> [Task item]: Below are records; write all of them out exactly.

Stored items
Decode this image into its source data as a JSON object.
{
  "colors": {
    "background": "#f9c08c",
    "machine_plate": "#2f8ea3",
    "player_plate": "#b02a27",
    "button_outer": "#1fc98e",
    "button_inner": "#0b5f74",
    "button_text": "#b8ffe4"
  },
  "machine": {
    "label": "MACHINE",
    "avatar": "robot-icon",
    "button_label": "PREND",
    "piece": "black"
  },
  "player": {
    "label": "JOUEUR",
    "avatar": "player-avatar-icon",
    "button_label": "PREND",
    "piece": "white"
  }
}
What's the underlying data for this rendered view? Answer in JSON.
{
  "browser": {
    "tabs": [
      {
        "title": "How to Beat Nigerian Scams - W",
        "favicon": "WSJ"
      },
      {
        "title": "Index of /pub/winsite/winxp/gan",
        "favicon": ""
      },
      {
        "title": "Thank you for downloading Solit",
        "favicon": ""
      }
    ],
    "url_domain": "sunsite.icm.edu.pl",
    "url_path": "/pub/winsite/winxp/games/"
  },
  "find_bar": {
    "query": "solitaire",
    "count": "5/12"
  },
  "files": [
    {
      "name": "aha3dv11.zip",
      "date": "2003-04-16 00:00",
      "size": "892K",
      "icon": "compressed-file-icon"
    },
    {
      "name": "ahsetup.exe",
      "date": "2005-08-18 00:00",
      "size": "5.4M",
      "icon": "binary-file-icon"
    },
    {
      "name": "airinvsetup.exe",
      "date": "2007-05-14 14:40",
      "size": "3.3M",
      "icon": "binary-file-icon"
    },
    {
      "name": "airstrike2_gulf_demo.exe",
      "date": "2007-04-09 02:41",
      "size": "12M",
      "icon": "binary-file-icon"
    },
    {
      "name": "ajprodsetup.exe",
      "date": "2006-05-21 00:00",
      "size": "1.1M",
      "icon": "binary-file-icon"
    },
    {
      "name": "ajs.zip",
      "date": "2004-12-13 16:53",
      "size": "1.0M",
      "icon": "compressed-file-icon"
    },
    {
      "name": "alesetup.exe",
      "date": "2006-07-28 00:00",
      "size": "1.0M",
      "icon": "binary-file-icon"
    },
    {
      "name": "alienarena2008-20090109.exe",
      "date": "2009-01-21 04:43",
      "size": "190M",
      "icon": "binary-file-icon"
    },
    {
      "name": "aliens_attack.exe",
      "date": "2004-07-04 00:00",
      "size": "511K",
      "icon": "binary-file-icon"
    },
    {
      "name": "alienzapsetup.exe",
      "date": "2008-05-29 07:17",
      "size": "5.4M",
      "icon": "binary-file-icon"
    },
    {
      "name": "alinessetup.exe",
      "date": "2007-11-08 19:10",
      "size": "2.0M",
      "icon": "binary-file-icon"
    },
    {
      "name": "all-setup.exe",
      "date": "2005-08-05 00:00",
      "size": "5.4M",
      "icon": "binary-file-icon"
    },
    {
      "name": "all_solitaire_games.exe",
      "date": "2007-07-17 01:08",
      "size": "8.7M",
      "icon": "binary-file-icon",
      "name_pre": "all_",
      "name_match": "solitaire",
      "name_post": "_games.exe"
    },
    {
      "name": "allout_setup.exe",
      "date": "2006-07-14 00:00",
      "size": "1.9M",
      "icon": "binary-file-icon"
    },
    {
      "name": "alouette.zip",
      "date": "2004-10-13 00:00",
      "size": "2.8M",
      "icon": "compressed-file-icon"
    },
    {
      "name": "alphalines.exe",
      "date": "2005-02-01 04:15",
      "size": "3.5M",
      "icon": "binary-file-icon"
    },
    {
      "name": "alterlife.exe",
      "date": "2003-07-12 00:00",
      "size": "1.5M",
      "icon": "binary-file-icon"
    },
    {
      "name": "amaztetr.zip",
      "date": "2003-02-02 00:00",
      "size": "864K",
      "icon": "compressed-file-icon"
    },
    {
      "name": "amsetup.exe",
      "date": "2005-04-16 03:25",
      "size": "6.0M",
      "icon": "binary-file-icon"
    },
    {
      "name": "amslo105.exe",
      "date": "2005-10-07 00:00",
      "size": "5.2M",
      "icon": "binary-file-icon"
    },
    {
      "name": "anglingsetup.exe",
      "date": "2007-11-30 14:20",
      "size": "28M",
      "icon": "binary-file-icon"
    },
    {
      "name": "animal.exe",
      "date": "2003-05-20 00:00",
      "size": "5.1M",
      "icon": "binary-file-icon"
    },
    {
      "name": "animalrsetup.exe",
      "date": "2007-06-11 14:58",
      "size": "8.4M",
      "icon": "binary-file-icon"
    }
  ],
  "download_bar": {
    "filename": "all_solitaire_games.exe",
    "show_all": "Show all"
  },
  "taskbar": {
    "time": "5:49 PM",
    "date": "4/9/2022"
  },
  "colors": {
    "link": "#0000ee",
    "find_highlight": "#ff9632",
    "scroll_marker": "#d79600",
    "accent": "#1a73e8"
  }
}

> [Answer to the problem]:
Decode this image into its source data as a JSON object.
{
  "colors": {
    "background": "#f9c08c",
    "machine_plate": "#2f8ea3",
    "player_plate": "#b02a27",
    "button_outer": "#1fc98e",
    "button_inner": "#0b5f74",
    "button_text": "#b8ffe4"
  },
  "machine": {
    "label": "MACHINE",
    "avatar": "robot-icon",
    "button_label": "PREND",
    "piece": "black"
  },
  "player": {
    "label": "JOUEUR",
    "avatar": "player-avatar-icon",
    "button_label": "PREND",
    "piece": "white"
  }
}
What's the underlying data for this rendered view? Answer in JSON.
{
  "browser": {
    "tabs": [
      {
        "title": "How to Beat Nigerian Scams - W",
        "favicon": "WSJ"
      },
      {
        "title": "Index of /pub/winsite/winxp/gan",
        "favicon": ""
      },
      {
        "title": "Thank you for downloading Solit",
        "favicon": ""
      }
    ],
    "url_domain": "sunsite.icm.edu.pl",
    "url_path": "/pub/winsite/winxp/games/"
  },
  "find_bar": {
    "query": "solitaire",
    "count": "5/12"
  },
  "files": [
    {
      "name": "aha3dv11.zip",
      "date": "2003-04-16 00:00",
      "size": "892K",
      "icon": "compressed-file-icon"
    },
    {
      "name": "ahsetup.exe",
      "date": "2005-08-18 00:00",
      "size": "5.4M",
      "icon": "binary-file-icon"
    },
    {
      "name": "airinvsetup.exe",
      "date": "2007-05-14 14:40",
      "size": "3.3M",
      "icon": "binary-file-icon"
    },
    {
      "name": "airstrike2_gulf_demo.exe",
      "date": "2007-04-09 02:41",
      "size": "12M",
      "icon": "binary-file-icon"
    },
    {
      "name": "ajprodsetup.exe",
      "date": "2006-05-21 00:00",
      "size": "1.1M",
      "icon": "binary-file-icon"
    },
    {
      "name": "ajs.zip",
      "date": "2004-12-13 16:53",
      "size": "1.0M",
      "icon": "compressed-file-icon"
    },
    {
      "name": "alesetup.exe",
      "date": "2006-07-28 00:00",
      "size": "1.0M",
      "icon": "binary-file-icon"
    },
    {
      "name": "alienarena2008-20090109.exe",
      "date": "2009-01-21 04:43",
      "size": "190M",
      "icon": "binary-file-icon"
    },
    {
      "name": "aliens_attack.exe",
      "date": "2004-07-04 00:00",
      "size": "511K",
      "icon": "binary-file-icon"
    },
    {
      "name": "alienzapsetup.exe",
      "date": "2008-05-29 07:17",
      "size": "5.4M",
      "icon": "binary-file-icon"
    },
    {
      "name": "alinessetup.exe",
      "date": "2007-11-08 19:10",
      "size": "2.0M",
      "icon": "binary-file-icon"
    },
    {
      "name": "all-setup.exe",
      "date": "2005-08-05 00:00",
      "size": "5.4M",
      "icon": "binary-file-icon"
    },
    {
      "name": "all_solitaire_games.exe",
      "date": "2007-07-17 01:08",
      "size": "8.7M",
      "icon": "binary-file-icon",
      "name_pre": "all_",
      "name_match": "solitaire",
      "name_post": "_games.exe"
    },
    {
      "name": "allout_setup.exe",
      "date": "2006-07-14 00:00",
      "size": "1.9M",
      "icon": "binary-file-icon"
    },
    {
      "name": "alouette.zip",
      "date": "2004-10-13 00:00",
      "size": "2.8M",
      "icon": "compressed-file-icon"
    },
    {
      "name": "alphalines.exe",
      "date": "2005-02-01 04:15",
      "size": "3.5M",
      "icon": "binary-file-icon"
    },
    {
      "name": "alterlife.exe",
      "date": "2003-07-12 00:00",
      "size": "1.5M",
      "icon": "binary-file-icon"
    },
    {
      "name": "amaztetr.zip",
      "date": "2003-02-02 00:00",
      "size": "864K",
      "icon": "compressed-file-icon"
    },
    {
      "name": "amsetup.exe",
      "date": "2005-04-16 03:25",
      "size": "6.0M",
      "icon": "binary-file-icon"
    },
    {
      "name": "amslo105.exe",
      "date": "2005-10-07 00:00",
      "size": "5.2M",
      "icon": "binary-file-icon"
    },
    {
      "name": "anglingsetup.exe",
      "date": "2007-11-30 14:20",
      "size": "28M",
      "icon": "binary-file-icon"
    },
    {
      "name": "animal.exe",
      "date": "2003-05-20 00:00",
      "size": "5.1M",
      "icon": "binary-file-icon"
    },
    {
      "name": "animalrsetup.exe",
      "date": "2007-06-11 14:58",
      "size": "8.4M",
      "icon": "binary-file-icon"
    }
  ],
  "download_bar": {
    "filename": "all_solitaire_games.exe",
    "show_all": "Show all"
  },
  "taskbar": {
    "time": "5:49 PM",
    "date": "4/9/2022"
  },
  "colors": {
    "link": "#0000ee",
    "find_highlight": "#ff9632",
    "scroll_marker": "#d79600",
    "accent": "#1a73e8"
  }
}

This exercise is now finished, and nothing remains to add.